There are some AMAZING creators out there doing fantastic things with vase mode but those new to 3D printing sometimes struggle with getting vase mode setup and depending on the group you subscribe to the community might just say: “Well that is how you learn”, or “You much watch these 453 Youtube videos to understand”. While that is partially true, having a starter template helps. Here is my starter template, with some notes of the changes I made and why.
- Turning on “Spiralize Outer Contours” this is what is meant by “vase mode” and is the magic sauce that makes vase mode print so fast.
- Reduced layer height to .16. You can of course keep this at .2 or go up to .28 depending on how much you want the layer lines to show. I generally like .16 because even though it increases the print time it looks so good and the thin lines and warm temps make for great layer adhesion.
- Line Width – It’s set here as .4, but if you need a “strong” vase mode model then take it up to .6. A .4 nozzle can handle .6 width just fine, and that 50% more width will give you some more strength.
- Printing Temps – I turned up the printing temp 5-10 degrees over normal. since we are printing fast and potentially wide we need that extra heat to make sure all the filament melts. Otherwise you may see some under extrusion.
- Reduce Cooling to 60% and sometimes 0%. Since we are printing one big line we have time for the PLA to cool down naturally and allow for much much stronger layers. If the model is smaller keep it around 60%, if its huge, then experiment with going down as fat as 0. Some of the large trash can vase mode models can easily print with 0% fan.

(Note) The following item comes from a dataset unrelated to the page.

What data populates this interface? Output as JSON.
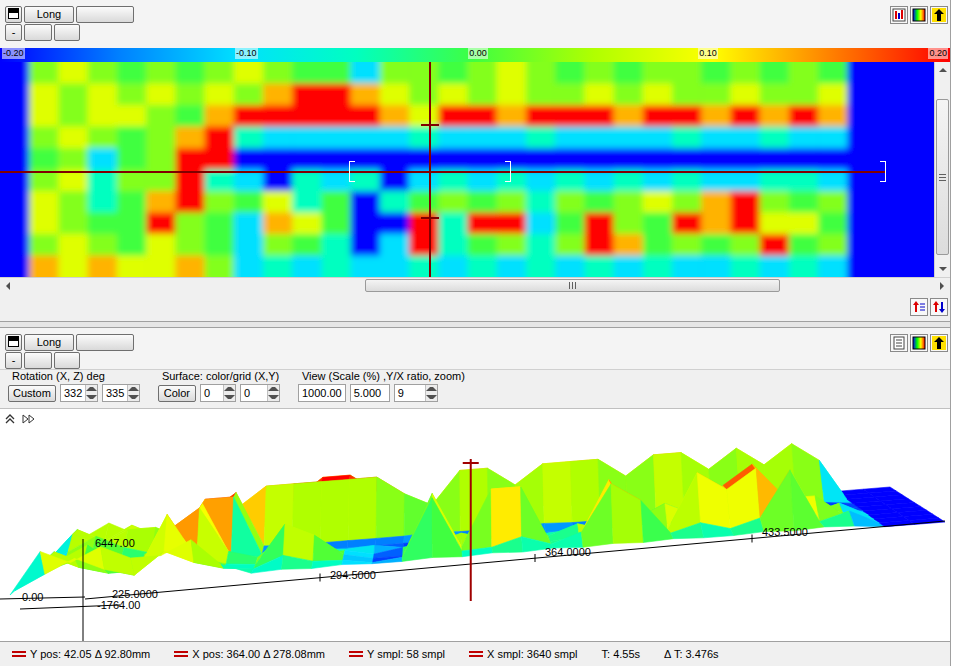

- Increase Speed to 150 mm/s. Since all we are doing is outer walls the speed is only now going up to effectively 75 mm/s. Something in vase mode most calibrated printers can easily handle. If you have input shaping enabled you can likely go up to 200 or 250 without much risk.